## Problem to solve
Report every line of the entries that contains the word "Template".

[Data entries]
····················

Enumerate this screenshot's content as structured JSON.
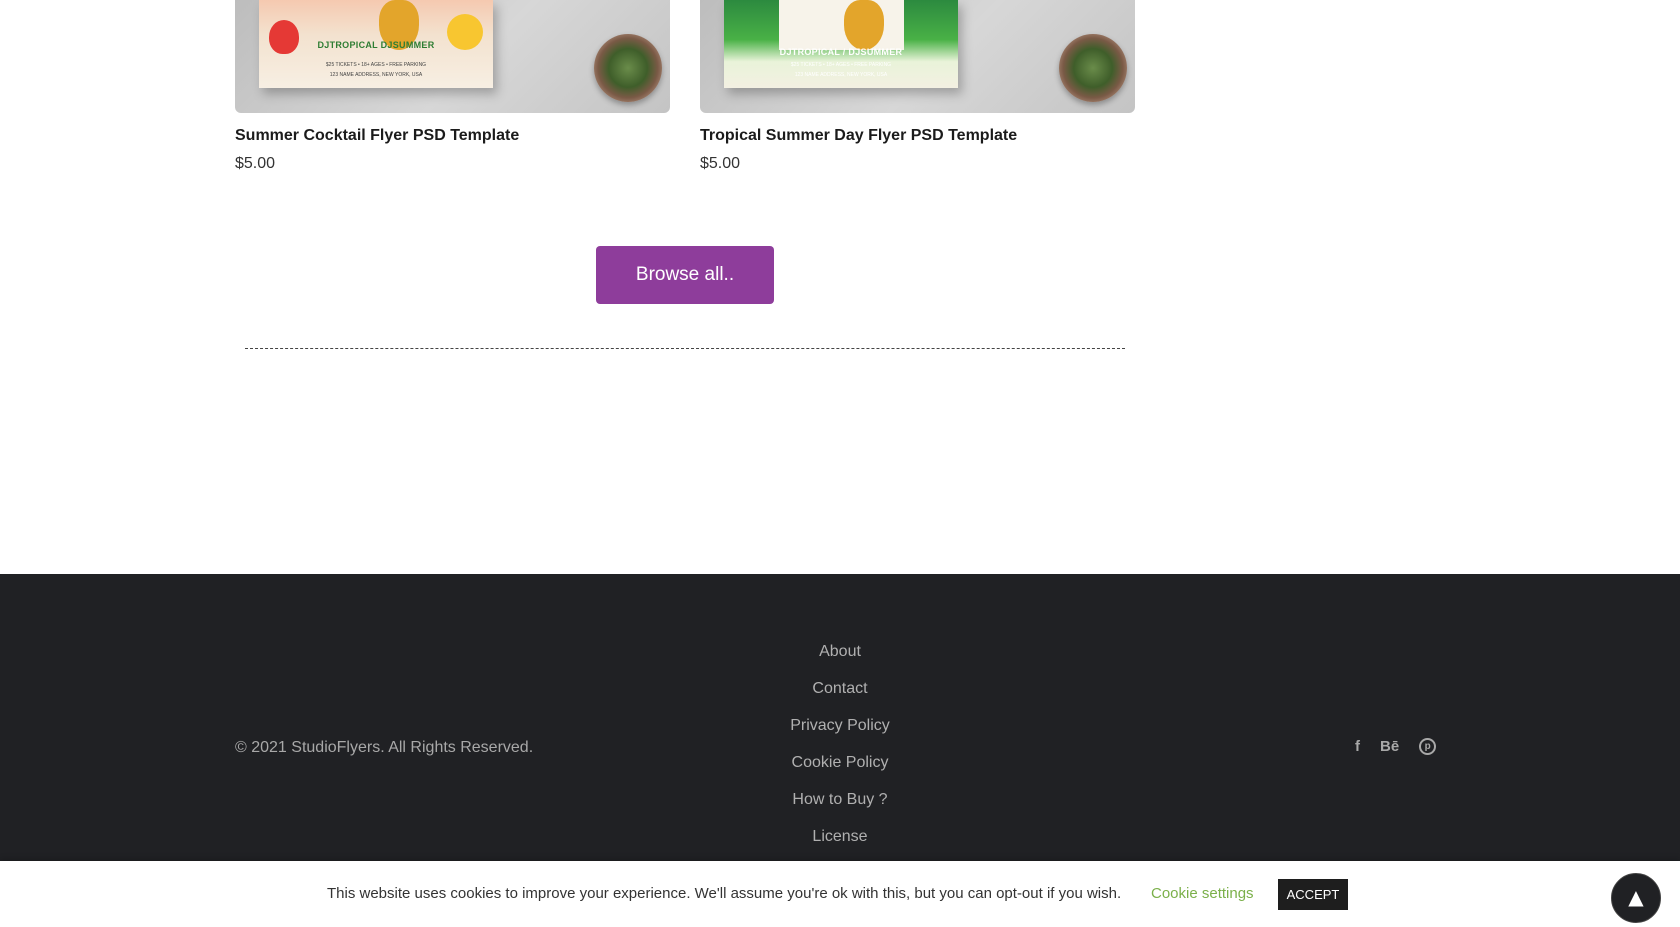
{
  "products": [
    {
      "title": "Summer Cocktail Flyer PSD Template",
      "price": "$5.00",
      "flyer_text": {
        "headline": "DJTROPICAL  DJSUMMER",
        "line1": "$25 TICKETS • 18+ AGES • FREE PARKING",
        "line2": "123 NAME ADDRESS, NEW YORK, USA"
      }
    },
    {
      "title": "Tropical Summer Day Flyer PSD Template",
      "price": "$5.00",
      "flyer_text": {
        "headline": "DJTROPICAL / DJSUMMER",
        "line1": "$25 TICKETS • 18+ AGES • FREE PARKING",
        "line2": "123 NAME ADDRESS, NEW YORK, USA"
      }
    }
  ],
  "browse_label": "Browse all..",
  "footer": {
    "copyright": "© 2021 StudioFlyers. All Rights Reserved.",
    "nav": [
      "About",
      "Contact",
      "Privacy Policy",
      "Cookie Policy",
      "How to Buy ?",
      "License"
    ],
    "social": {
      "facebook": "f",
      "behance": "Bē",
      "pinterest": "p"
    }
  },
  "cookie_bar": {
    "text": "This website uses cookies to improve your experience. We'll assume you're ok with this, but you can opt-out if you wish.",
    "settings_label": "Cookie settings",
    "accept_label": "ACCEPT"
  },
  "back_to_top_icon": "▲",
  "colors": {
    "accent": "#8e3d9b",
    "footer_bg": "#202124",
    "cookie_link": "#7bb04a"
  }
}
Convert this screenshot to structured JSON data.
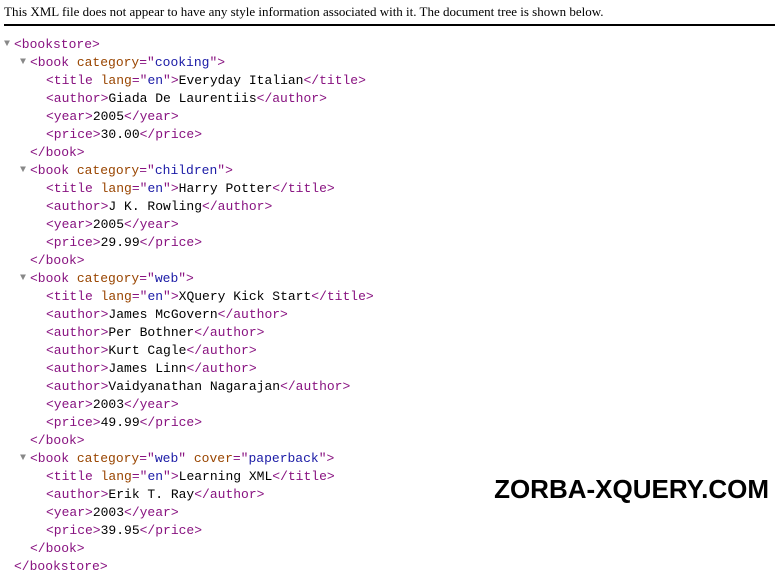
{
  "notice": "This XML file does not appear to have any style information associated with it. The document tree is shown below.",
  "watermark": "ZORBA-XQUERY.COM",
  "triangle": "▼",
  "xml": {
    "root_open": "<bookstore>",
    "root_close": "</bookstore>",
    "books": [
      {
        "open": "<book category=\"cooking\">",
        "open_parts": {
          "p1": "<book ",
          "an1": "category",
          "eq": "=\"",
          "av1": "cooking",
          "p2": "\">"
        },
        "title": {
          "open": "<title ",
          "an": "lang",
          "eq": "=\"",
          "av": "en",
          "close_open": "\">",
          "text": "Everyday Italian",
          "close": "</title>"
        },
        "authors": [
          "Giada De Laurentiis"
        ],
        "year": "2005",
        "price": "30.00",
        "close": "</book>"
      },
      {
        "open_parts": {
          "p1": "<book ",
          "an1": "category",
          "eq": "=\"",
          "av1": "children",
          "p2": "\">"
        },
        "title": {
          "open": "<title ",
          "an": "lang",
          "eq": "=\"",
          "av": "en",
          "close_open": "\">",
          "text": "Harry Potter",
          "close": "</title>"
        },
        "authors": [
          "J K. Rowling"
        ],
        "year": "2005",
        "price": "29.99",
        "close": "</book>"
      },
      {
        "open_parts": {
          "p1": "<book ",
          "an1": "category",
          "eq": "=\"",
          "av1": "web",
          "p2": "\">"
        },
        "title": {
          "open": "<title ",
          "an": "lang",
          "eq": "=\"",
          "av": "en",
          "close_open": "\">",
          "text": "XQuery Kick Start",
          "close": "</title>"
        },
        "authors": [
          "James McGovern",
          "Per Bothner",
          "Kurt Cagle",
          "James Linn",
          "Vaidyanathan Nagarajan"
        ],
        "year": "2003",
        "price": "49.99",
        "close": "</book>"
      },
      {
        "open_parts": {
          "p1": "<book ",
          "an1": "category",
          "eq": "=\"",
          "av1": "web",
          "mid": "\" ",
          "an2": "cover",
          "eq2": "=\"",
          "av2": "paperback",
          "p2": "\">"
        },
        "title": {
          "open": "<title ",
          "an": "lang",
          "eq": "=\"",
          "av": "en",
          "close_open": "\">",
          "text": "Learning XML",
          "close": "</title>"
        },
        "authors": [
          "Erik T. Ray"
        ],
        "year": "2003",
        "price": "39.95",
        "close": "</book>"
      }
    ],
    "tags": {
      "author_open": "<author>",
      "author_close": "</author>",
      "year_open": "<year>",
      "year_close": "</year>",
      "price_open": "<price>",
      "price_close": "</price>"
    }
  }
}
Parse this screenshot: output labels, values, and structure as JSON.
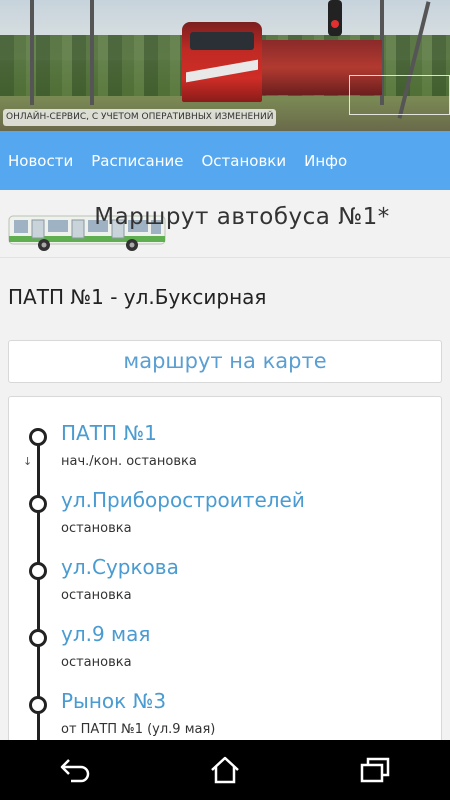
{
  "banner": {
    "caption": "ОНЛАЙН-СЕРВИС, С УЧЕТОМ ОПЕРАТИВНЫХ ИЗМЕНЕНИЙ"
  },
  "nav": {
    "items": [
      "Новости",
      "Расписание",
      "Остановки",
      "Инфо"
    ]
  },
  "route": {
    "title": "Маршрут автобуса №1*",
    "name": "ПАТП №1 - ул.Буксирная",
    "map_button": "маршрут на карте"
  },
  "stops": [
    {
      "name": "ПАТП №1",
      "type": "нач./кон. остановка"
    },
    {
      "name": "ул.Приборостроителей",
      "type": "остановка"
    },
    {
      "name": "ул.Суркова",
      "type": "остановка"
    },
    {
      "name": "ул.9 мая",
      "type": "остановка"
    },
    {
      "name": "Рынок №3",
      "type": "от ПАТП №1 (ул.9 мая)"
    }
  ],
  "icons": {
    "back": "back-icon",
    "home": "home-icon",
    "recents": "recents-icon",
    "bus": "bus-icon"
  },
  "colors": {
    "nav_bg": "#55a8ef",
    "link": "#4a9bd1"
  }
}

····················

## Answer section
      "title": "Summer Cocktail Flyer PSD Template",
      "title": "Tropical Summer Day Flyer PSD Template",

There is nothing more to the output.